USD/JPY’s breach of 147.88 resistance argues that rise from 127.20 is resuming. Intraday bias is back on the upside. Sustained trading above 147.88 will pave the way to retest 151.93 high. On the downside, below 147.00 minor support will turn intraday bias neutral again first. But outlook will remain bullish as long as 145.88 support holds.
In the bigger picture, while rise from 127.20 is strong, it could still be seen as the second leg of the corrective pattern from 151.93 (2022 high). Rejection by 151.93, followed by break of 137.22 support will indicate that the third leg of the pattern has started. However, sustained break of 151.93 will confirm resumption of long term up trend.
Economic Indicators Update
|22:30||NZD||Business NZ PMI Aug||46.1||46.3||46.6|
|02:00||CNY||Industrial Production Y/Y Aug||4.50%||4.00%||3.70%|
|02:00||CNY||Fixed Asset Investment YTD Y/Y Aug||3.20%||3.30%||3.40%|
|02:00||CNY||Retail Sales Y/Y Aug||4.60%||3.00%||2.50%|
|04:30||JPY||Tertiary Industry Index M/M Jul||0.90%||0.20%||-0.40%||-0.70%|
|08:30||GBP||Consumer Inflation Expectations||3.60%||3.50%|
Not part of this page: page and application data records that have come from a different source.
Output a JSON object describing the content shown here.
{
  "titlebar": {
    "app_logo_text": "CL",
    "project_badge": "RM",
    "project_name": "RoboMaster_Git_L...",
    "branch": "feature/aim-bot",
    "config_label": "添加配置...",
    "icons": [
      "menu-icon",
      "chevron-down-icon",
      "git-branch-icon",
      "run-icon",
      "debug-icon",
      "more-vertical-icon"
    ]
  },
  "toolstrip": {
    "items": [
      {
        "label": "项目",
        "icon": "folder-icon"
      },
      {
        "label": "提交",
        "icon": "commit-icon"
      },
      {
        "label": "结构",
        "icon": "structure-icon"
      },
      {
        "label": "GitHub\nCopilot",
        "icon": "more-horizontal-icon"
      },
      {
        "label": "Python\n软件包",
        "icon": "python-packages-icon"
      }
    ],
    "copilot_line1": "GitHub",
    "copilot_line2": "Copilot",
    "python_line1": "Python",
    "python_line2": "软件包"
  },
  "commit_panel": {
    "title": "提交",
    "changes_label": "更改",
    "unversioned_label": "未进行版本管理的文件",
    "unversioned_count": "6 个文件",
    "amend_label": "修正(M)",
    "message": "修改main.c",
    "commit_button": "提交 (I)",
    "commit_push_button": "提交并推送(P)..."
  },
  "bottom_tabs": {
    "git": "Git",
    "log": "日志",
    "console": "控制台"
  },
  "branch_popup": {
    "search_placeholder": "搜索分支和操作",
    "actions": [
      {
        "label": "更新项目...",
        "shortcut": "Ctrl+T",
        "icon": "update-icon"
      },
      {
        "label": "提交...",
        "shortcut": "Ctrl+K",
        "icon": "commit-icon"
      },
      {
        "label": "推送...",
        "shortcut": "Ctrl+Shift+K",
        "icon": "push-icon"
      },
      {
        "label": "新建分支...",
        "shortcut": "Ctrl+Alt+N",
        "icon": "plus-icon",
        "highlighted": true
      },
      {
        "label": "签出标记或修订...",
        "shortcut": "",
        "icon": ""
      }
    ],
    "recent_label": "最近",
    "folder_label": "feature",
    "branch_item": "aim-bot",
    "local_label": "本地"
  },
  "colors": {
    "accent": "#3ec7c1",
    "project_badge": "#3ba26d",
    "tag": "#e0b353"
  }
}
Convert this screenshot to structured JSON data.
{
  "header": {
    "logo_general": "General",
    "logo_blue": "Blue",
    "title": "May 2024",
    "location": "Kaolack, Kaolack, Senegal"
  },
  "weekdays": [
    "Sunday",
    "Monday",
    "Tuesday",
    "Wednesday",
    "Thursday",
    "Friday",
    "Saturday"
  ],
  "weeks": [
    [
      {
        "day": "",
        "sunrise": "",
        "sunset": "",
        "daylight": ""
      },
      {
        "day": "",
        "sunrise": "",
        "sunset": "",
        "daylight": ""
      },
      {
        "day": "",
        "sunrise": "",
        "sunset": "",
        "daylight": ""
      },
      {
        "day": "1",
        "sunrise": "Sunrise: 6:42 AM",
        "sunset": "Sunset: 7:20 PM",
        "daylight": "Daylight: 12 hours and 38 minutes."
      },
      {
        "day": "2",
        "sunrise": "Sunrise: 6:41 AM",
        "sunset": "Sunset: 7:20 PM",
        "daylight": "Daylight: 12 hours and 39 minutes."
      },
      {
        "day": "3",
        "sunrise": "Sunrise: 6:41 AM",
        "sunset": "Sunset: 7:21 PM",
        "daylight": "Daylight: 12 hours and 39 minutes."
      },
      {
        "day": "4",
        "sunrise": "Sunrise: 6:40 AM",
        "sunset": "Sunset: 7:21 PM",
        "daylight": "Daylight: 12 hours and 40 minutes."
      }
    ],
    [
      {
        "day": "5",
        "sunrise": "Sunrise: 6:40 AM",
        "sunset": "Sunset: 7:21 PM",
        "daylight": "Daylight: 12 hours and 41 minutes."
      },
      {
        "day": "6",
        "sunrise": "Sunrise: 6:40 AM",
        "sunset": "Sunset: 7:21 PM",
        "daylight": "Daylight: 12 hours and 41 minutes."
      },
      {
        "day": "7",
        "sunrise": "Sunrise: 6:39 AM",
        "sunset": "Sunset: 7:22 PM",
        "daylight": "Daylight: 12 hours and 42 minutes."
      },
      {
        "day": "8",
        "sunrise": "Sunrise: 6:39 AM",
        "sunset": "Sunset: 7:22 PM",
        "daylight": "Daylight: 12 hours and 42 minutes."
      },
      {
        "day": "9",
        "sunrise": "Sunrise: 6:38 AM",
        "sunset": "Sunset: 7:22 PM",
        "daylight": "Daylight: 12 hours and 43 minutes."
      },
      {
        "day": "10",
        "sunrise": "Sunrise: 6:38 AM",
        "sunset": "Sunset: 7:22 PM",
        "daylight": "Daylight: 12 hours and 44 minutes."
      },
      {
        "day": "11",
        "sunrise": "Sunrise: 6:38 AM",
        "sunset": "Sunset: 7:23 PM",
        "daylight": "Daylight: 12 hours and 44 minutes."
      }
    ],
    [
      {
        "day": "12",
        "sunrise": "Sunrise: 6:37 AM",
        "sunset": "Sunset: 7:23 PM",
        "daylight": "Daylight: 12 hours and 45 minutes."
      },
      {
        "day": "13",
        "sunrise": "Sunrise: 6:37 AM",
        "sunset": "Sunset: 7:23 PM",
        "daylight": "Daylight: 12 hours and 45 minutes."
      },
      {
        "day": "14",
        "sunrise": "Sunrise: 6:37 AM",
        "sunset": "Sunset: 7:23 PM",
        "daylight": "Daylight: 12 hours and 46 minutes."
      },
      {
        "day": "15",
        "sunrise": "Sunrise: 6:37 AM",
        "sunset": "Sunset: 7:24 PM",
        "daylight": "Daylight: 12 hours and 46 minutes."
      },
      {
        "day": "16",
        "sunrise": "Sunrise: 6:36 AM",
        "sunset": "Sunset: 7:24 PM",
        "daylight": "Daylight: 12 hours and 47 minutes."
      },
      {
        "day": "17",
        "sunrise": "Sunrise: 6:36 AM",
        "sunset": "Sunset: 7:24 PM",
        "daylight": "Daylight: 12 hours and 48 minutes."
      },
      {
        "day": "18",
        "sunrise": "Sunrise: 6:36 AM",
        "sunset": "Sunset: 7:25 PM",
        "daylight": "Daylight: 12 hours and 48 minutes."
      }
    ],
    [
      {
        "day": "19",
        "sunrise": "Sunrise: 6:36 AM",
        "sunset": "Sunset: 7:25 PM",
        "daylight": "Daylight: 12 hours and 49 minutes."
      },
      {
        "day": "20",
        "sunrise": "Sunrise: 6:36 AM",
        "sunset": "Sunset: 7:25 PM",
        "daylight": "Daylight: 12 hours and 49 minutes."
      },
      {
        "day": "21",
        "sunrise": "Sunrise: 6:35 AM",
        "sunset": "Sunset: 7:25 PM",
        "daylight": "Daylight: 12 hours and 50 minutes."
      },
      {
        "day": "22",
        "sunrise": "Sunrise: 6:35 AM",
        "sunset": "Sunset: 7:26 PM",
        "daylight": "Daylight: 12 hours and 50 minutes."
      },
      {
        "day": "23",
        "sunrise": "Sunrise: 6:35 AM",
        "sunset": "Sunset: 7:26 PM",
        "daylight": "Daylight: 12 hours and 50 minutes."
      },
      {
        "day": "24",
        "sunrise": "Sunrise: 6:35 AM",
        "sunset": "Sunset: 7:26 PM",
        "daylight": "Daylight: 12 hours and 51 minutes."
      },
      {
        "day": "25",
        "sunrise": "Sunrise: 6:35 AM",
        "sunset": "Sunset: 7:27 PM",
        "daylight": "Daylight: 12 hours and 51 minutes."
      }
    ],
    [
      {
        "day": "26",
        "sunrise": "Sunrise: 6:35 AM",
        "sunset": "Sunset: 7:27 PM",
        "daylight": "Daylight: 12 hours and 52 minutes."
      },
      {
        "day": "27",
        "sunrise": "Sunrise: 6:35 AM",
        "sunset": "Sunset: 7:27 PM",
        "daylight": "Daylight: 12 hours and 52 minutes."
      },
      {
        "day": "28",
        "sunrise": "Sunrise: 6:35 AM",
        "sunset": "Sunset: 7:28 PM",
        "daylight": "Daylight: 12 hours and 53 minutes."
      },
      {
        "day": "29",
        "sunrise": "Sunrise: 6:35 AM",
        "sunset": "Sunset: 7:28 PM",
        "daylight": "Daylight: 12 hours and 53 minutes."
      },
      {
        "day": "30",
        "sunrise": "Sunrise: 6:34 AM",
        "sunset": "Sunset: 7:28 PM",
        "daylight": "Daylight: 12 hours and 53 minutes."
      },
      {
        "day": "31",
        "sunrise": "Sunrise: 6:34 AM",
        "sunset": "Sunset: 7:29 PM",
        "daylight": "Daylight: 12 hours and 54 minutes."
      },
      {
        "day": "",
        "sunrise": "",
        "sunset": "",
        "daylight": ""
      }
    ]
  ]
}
|09:00||EUR||Eurozone Trade Balance (EUR) Jul||2.9B||13.5B||12.5B||8.6B|
|12:30||CAD||Manufacturing Sales M/M Jul||1.60%||0.70%||-1.70%|
|12:30||USD||Empire State Manufacturing Sep||1.9||-10||-19|
|12:30||USD||Import Price Index M/M Aug||0.50%||0.30%||0.40%|
|13:15||USD||Industrial Production M/M Aug||0.20%||1.00%|
|13:15||USD||Capacity Utilization Aug||79.30%||79.30%|
|14:00||USD||Michigan Consumer Sentiment Index Sep P||69.5||69.5|